In this video Phil illustrates the process he uses at Grin for identifying and replacing shorted mosfets in an ebike motor controller.
Mosfet usually fail when they have to deal with sustained high amperage that generates more heat than they can dissipate. They can also fail from exposure to excessive voltages on the wrong pins or electrostatic discharge.
A well engineered controller will use temperature sensors to limit the current through a mosfet if as it overheats to prevent a catastrophic failure in use, but many systems don’t have this intrinsic protection and instead on the motor and bike parameters to generally not overstress the component in normal use. As a result, it’s not uncommon for people who push their ebike systems to the limit to find themselves dealing with mosfet repairs in the process.

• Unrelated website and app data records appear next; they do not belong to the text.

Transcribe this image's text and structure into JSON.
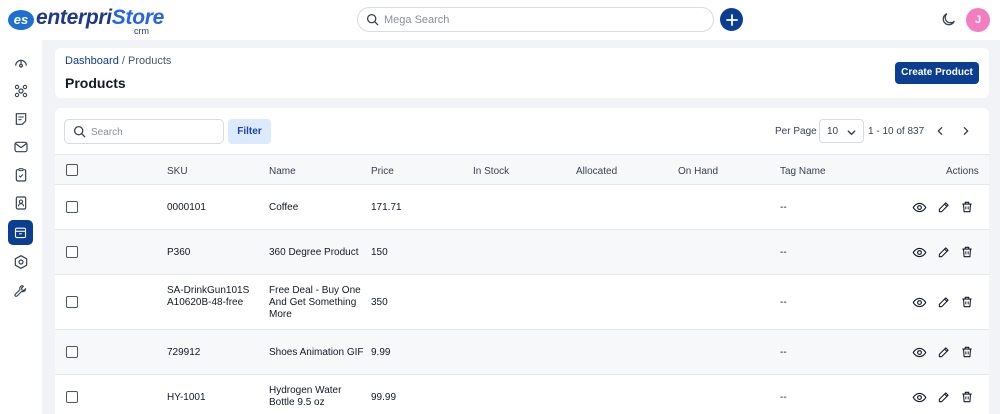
{
  "app": {
    "logo_mark": "es",
    "logo_name_part1": "enterpri",
    "logo_name_part2": "Store",
    "logo_sub": "crm"
  },
  "topbar": {
    "search_placeholder": "Mega Search",
    "avatar_initial": "J"
  },
  "breadcrumb": {
    "root": "Dashboard",
    "separator": " / ",
    "current": "Products"
  },
  "page": {
    "title": "Products",
    "create_label": "Create Product"
  },
  "table_controls": {
    "search_placeholder": "Search",
    "filter_label": "Filter",
    "per_page_label": "Per Page",
    "per_page_value": "10",
    "range_text": "1 - 10 of 837"
  },
  "columns": {
    "sku": "SKU",
    "name": "Name",
    "price": "Price",
    "in_stock": "In Stock",
    "allocated": "Allocated",
    "on_hand": "On Hand",
    "tag_name": "Tag Name",
    "actions": "Actions"
  },
  "rows": [
    {
      "sku": "0000101",
      "name": "Coffee",
      "price": "171.71",
      "tag": "--"
    },
    {
      "sku": "P360",
      "name": "360 Degree Product",
      "price": "150",
      "tag": "--"
    },
    {
      "sku": "SA-DrinkGun101SA10620B-48-free",
      "name": "Free Deal - Buy One And Get Something More",
      "price": "350",
      "tag": "--"
    },
    {
      "sku": "729912",
      "name": "Shoes Animation GIF",
      "price": "9.99",
      "tag": "--"
    },
    {
      "sku": "HY-1001",
      "name": "Hydrogen Water Bottle 9.5 oz",
      "price": "99.99",
      "tag": "--"
    }
  ],
  "colors": {
    "primary": "#0b3d91",
    "avatar": "#f27ec0",
    "filter_bg": "#dbeafe"
  },
  "icons": {
    "sidebar": [
      "dashboard-icon",
      "integrations-icon",
      "orders-icon",
      "mail-icon",
      "clipboard-icon",
      "contacts-icon",
      "products-icon",
      "settings-icon",
      "tools-icon"
    ],
    "row_actions": [
      "eye-icon",
      "edit-icon",
      "trash-icon"
    ]
  }
}
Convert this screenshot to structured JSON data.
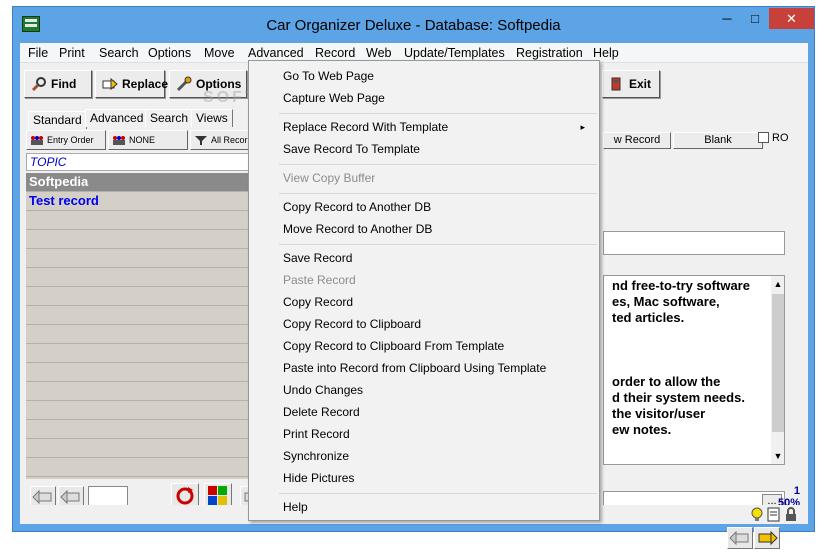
{
  "window": {
    "title": "Car Organizer Deluxe - Database: Softpedia",
    "min": "─",
    "max": "□",
    "close": "✕"
  },
  "menubar": [
    "File",
    "Print",
    "Search",
    "Options",
    "Move",
    "Advanced",
    "Record",
    "Web",
    "Update/Templates",
    "Registration",
    "Help"
  ],
  "toolbar": {
    "find": "Find",
    "replace": "Replace",
    "options": "Options",
    "exit": "Exit"
  },
  "tabs": [
    "Standard",
    "Advanced",
    "Search",
    "Views"
  ],
  "sort_buttons": {
    "entry_order": "Entry Order",
    "none": "NONE",
    "all_records": "All Recor"
  },
  "list": {
    "header": "TOPIC",
    "rows": [
      "Softpedia",
      "Test record"
    ]
  },
  "right": {
    "new_record": "w Record",
    "blank": "Blank",
    "ro_label": "RO",
    "text_lines": [
      "nd free-to-try software",
      "es, Mac software,",
      "ted articles.",
      "order to allow the",
      "d their system needs.",
      "the visitor/user",
      "ew notes."
    ],
    "dots": "...",
    "scroll_up": "▲",
    "scroll_down": "▼"
  },
  "status": {
    "count": "1",
    "zoom": "50%"
  },
  "watermark": "SOFTPEDIA",
  "context_menu": {
    "items": [
      {
        "label": "Go To Web Page",
        "enabled": true
      },
      {
        "label": "Capture Web Page",
        "enabled": true
      },
      {
        "label": "Replace Record With Template",
        "enabled": true,
        "submenu": "▸"
      },
      {
        "label": "Save Record To Template",
        "enabled": true
      },
      {
        "label": "View Copy Buffer",
        "enabled": false
      },
      {
        "label": "Copy Record to Another DB",
        "enabled": true
      },
      {
        "label": "Move Record to Another DB",
        "enabled": true
      },
      {
        "label": "Save Record",
        "enabled": true
      },
      {
        "label": "Paste Record",
        "enabled": false
      },
      {
        "label": "Copy Record",
        "enabled": true
      },
      {
        "label": "Copy Record to Clipboard",
        "enabled": true
      },
      {
        "label": "Copy Record to Clipboard From Template",
        "enabled": true
      },
      {
        "label": "Paste into Record from Clipboard Using Template",
        "enabled": true
      },
      {
        "label": "Undo Changes",
        "enabled": true
      },
      {
        "label": "Delete Record",
        "enabled": true
      },
      {
        "label": "Print Record",
        "enabled": true
      },
      {
        "label": "Synchronize",
        "enabled": true
      },
      {
        "label": "Hide Pictures",
        "enabled": true
      },
      {
        "label": "Help",
        "enabled": true
      }
    ]
  },
  "colors": {
    "titlebar": "#5da4e6",
    "close_button": "#c7413a",
    "selected_row": "#8a8a8a",
    "link_text": "#0000ee",
    "topic_header": "#0000cc"
  }
}
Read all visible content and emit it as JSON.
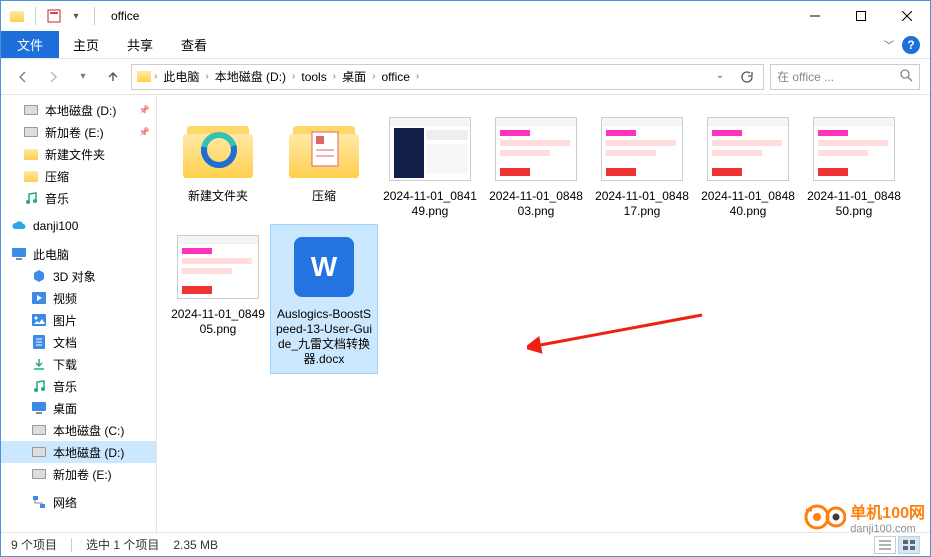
{
  "window": {
    "title": "office"
  },
  "menu": {
    "file": "文件",
    "home": "主页",
    "share": "共享",
    "view": "查看"
  },
  "breadcrumb": [
    "此电脑",
    "本地磁盘 (D:)",
    "tools",
    "桌面",
    "office"
  ],
  "search": {
    "placeholder": "在 office ..."
  },
  "nav": {
    "quick": [
      {
        "label": "本地磁盘 (D:)",
        "icon": "disk",
        "pinned": true
      },
      {
        "label": "新加卷 (E:)",
        "icon": "disk",
        "pinned": true
      },
      {
        "label": "新建文件夹",
        "icon": "folder"
      },
      {
        "label": "压缩",
        "icon": "folder"
      },
      {
        "label": "音乐",
        "icon": "music"
      }
    ],
    "onedrive": "danji100",
    "pc": "此电脑",
    "pc_children": [
      {
        "label": "3D 对象",
        "icon": "3d"
      },
      {
        "label": "视频",
        "icon": "video"
      },
      {
        "label": "图片",
        "icon": "image"
      },
      {
        "label": "文档",
        "icon": "doc"
      },
      {
        "label": "下载",
        "icon": "download"
      },
      {
        "label": "音乐",
        "icon": "music"
      },
      {
        "label": "桌面",
        "icon": "desktop"
      },
      {
        "label": "本地磁盘 (C:)",
        "icon": "disk"
      },
      {
        "label": "本地磁盘 (D:)",
        "icon": "disk",
        "selected": true
      },
      {
        "label": "新加卷 (E:)",
        "icon": "disk"
      }
    ],
    "network": "网络"
  },
  "files": [
    {
      "name": "新建文件夹",
      "type": "folder",
      "overlay": "edge"
    },
    {
      "name": "压缩",
      "type": "folder",
      "overlay": "zip"
    },
    {
      "name": "2024-11-01_084149.png",
      "type": "png",
      "variant": "dark"
    },
    {
      "name": "2024-11-01_084803.png",
      "type": "png",
      "variant": "pink"
    },
    {
      "name": "2024-11-01_084817.png",
      "type": "png",
      "variant": "pink"
    },
    {
      "name": "2024-11-01_084840.png",
      "type": "png",
      "variant": "pink"
    },
    {
      "name": "2024-11-01_084850.png",
      "type": "png",
      "variant": "pink"
    },
    {
      "name": "2024-11-01_084905.png",
      "type": "png",
      "variant": "pink"
    },
    {
      "name": "Auslogics-BoostSpeed-13-User-Guide_九雷文档转换器.docx",
      "type": "docx",
      "selected": true
    }
  ],
  "status": {
    "count": "9 个项目",
    "selected": "选中 1 个项目",
    "size": "2.35 MB"
  },
  "watermark": {
    "text": "单机100网",
    "url": "danji100.com"
  }
}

When they fail it is almost always in a short circuit. On a bike with a direct drive hub motor this results in a heavy cogging and chugging whenever the wheel is turned.
Fortunately a repair is often possible as Phil shows. If it is only one mosfet that is blown, the odds are good that a mosfet replacement alone will fix things. But if both the high and low side mosfets of a motor phase our blown, then that usually indicates damage that has also propagated down to the mosfet drivers and other components, and the odds are lower that a mosfet replacement alone will fix the controller.
There is more ebike troubleshooting information available here